Nüshu 女书 was a clandestine, phonetic-based language invented by and for Chinese women to confront the pressures and challenges of ancient China society.
- Translates to ´women’s writing´
- Marked by elegant, elongated script, secretive missives and revolutionary undertones
- Response to Chinese patriarchal society and illiteracy found amidst Chinese women prior to the Qing Dynasty (1644-1912)
- Taught to later generations by mothers and grandmothers
- Belongs to the Chinese linguistic family, but is unintelligible to the untrained eye
- Few women can speak or write the language in current days
Below, Bob’s your uncle agency attempts to creatively portray the sense of formidable bonds and sisterhood that could be experienced by the women of China’s time past through letter format.
1 The origins of the female-spoken,-written language of Nüshu can be traced back to this small Chinese village in the province of Hunan. It is thought to have already been spoken and written before the Qing Dynasty (1644-1912), prior to any formal education established for women. .
2 Sanzhaoshu translates to third-day missives, a cloth-bound book of letters concerning advice, encouragement, hope and hardships written from female relatives and other women, and delivered to recently-wed brides the third day after their wedding.
3 Zhang Wei (Great).
4 The town of Jiangyong sits on the banks of the Xiao River 瀟水.
5 The language of Nüshu was a vehicle, by which lifelong friendships may be formed among women. The word iebai zimei translate as ´sworn sisters´, attesting to the loyalty within a group of women.

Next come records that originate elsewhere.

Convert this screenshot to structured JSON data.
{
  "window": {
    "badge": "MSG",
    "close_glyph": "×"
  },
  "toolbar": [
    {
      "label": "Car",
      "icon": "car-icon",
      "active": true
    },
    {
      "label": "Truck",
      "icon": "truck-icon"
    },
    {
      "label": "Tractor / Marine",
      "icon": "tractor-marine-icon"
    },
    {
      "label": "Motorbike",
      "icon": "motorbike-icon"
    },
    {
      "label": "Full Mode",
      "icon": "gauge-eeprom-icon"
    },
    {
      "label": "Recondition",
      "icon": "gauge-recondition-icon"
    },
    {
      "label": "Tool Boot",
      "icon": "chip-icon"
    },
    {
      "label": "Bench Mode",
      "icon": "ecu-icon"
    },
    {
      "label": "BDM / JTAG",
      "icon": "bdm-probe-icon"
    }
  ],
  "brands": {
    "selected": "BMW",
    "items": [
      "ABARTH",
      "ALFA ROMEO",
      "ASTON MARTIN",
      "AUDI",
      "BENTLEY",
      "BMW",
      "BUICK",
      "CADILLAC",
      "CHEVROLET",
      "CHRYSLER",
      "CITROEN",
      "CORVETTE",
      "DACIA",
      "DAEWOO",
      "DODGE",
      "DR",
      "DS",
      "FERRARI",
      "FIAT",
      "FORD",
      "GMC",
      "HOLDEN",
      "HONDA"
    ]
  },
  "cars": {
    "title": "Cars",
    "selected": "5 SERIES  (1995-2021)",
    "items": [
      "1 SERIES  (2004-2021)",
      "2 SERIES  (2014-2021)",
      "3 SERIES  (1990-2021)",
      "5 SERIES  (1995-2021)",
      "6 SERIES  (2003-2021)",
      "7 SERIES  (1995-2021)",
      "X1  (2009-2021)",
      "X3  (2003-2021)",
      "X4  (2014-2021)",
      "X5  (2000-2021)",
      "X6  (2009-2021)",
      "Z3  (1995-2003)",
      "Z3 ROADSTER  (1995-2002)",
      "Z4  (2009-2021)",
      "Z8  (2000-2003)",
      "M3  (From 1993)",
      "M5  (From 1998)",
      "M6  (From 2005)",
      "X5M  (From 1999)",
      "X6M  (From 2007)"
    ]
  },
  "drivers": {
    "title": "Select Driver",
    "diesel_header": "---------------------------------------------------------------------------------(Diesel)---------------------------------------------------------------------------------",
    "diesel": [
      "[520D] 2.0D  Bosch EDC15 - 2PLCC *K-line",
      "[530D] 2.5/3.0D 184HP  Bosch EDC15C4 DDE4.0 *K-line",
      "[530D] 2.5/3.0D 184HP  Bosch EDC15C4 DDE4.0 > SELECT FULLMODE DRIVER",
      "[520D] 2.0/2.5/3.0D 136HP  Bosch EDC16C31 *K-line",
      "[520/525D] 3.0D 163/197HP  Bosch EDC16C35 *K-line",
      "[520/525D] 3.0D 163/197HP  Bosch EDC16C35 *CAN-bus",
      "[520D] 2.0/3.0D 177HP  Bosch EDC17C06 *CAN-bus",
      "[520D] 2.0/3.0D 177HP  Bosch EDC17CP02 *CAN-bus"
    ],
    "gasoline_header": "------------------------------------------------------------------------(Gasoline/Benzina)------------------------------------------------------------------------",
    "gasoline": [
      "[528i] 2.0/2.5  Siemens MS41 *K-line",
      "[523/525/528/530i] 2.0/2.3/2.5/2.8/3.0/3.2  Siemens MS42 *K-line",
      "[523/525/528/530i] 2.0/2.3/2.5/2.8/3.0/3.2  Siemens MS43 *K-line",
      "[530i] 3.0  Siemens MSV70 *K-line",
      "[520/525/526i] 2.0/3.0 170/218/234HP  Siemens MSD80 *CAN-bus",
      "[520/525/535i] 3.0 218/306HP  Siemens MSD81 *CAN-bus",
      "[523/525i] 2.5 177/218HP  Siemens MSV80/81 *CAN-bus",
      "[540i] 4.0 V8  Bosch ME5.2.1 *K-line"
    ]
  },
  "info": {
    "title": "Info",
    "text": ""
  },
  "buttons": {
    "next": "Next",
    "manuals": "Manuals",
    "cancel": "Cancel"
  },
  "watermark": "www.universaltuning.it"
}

6 Nüshu was a language spoken and written only by women, contrasting very much from the sometimes thick, block characters of traditional Chinese. In fact, t Nüshu may be unintelligible to many given its cursive-like form. The elegant, elongated lines served as decorative embellishments to clothing, fans and much more. Another major difference between Nüshu and Chinese is that the former script is only phonetic, whereas the latter is both phonetic and semantic (that is, meaning is attached). The use of Nushü came to represent female empowerment and highlight revolutionary undertones in Chinese society.
7 Many men considered Nüshu to be an invention made by the weaker sex.
8 Nüshu has unfortunately met its linguistic demise due to the negative stigmas (espionage, lesbianism) associated with the language during the early 20th century and Cultural Revolution. There are but very few women who are considered ´true transmitters´ of the language by the local government.